--- Material provided ---
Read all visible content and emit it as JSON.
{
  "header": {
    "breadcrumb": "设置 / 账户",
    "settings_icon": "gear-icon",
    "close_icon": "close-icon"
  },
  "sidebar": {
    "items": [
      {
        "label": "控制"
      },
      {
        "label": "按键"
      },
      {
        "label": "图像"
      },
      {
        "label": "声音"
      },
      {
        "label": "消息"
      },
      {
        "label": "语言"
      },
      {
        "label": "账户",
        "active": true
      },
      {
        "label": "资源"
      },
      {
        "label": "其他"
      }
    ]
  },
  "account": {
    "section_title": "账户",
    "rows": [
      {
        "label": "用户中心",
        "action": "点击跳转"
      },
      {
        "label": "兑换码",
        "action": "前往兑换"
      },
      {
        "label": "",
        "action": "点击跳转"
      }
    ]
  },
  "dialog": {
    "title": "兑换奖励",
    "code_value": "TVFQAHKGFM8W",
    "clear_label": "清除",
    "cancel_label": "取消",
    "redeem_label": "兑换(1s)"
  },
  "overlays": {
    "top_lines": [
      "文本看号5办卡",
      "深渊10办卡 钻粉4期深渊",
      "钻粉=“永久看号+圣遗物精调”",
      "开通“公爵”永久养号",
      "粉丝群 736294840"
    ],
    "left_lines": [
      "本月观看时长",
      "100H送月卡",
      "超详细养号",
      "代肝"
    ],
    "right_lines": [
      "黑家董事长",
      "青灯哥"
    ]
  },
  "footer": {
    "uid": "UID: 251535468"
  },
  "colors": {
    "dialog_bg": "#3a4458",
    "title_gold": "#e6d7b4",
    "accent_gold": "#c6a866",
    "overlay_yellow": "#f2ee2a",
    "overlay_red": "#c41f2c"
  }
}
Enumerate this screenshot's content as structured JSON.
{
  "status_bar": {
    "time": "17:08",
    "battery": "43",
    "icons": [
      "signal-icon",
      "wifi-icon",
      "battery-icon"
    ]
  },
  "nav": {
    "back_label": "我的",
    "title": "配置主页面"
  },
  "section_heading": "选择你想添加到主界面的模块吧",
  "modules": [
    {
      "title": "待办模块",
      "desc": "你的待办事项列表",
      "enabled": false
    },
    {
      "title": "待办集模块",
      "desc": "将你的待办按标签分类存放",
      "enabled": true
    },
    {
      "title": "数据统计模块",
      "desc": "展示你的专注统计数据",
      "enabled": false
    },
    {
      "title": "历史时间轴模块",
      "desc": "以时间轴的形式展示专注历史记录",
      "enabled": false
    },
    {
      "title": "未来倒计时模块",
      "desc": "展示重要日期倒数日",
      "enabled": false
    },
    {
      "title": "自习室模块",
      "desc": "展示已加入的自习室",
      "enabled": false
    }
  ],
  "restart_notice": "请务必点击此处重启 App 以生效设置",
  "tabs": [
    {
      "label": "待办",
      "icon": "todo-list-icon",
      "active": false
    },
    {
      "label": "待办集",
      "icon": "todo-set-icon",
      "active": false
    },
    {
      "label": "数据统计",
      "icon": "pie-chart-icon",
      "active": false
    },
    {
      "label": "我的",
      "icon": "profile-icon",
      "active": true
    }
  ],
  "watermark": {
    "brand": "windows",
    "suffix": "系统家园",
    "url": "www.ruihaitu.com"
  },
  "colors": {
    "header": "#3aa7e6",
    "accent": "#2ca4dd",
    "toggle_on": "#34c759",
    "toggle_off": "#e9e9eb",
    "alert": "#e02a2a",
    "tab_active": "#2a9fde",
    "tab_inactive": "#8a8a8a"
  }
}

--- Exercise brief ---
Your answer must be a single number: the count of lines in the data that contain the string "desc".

--- Answer below ---
6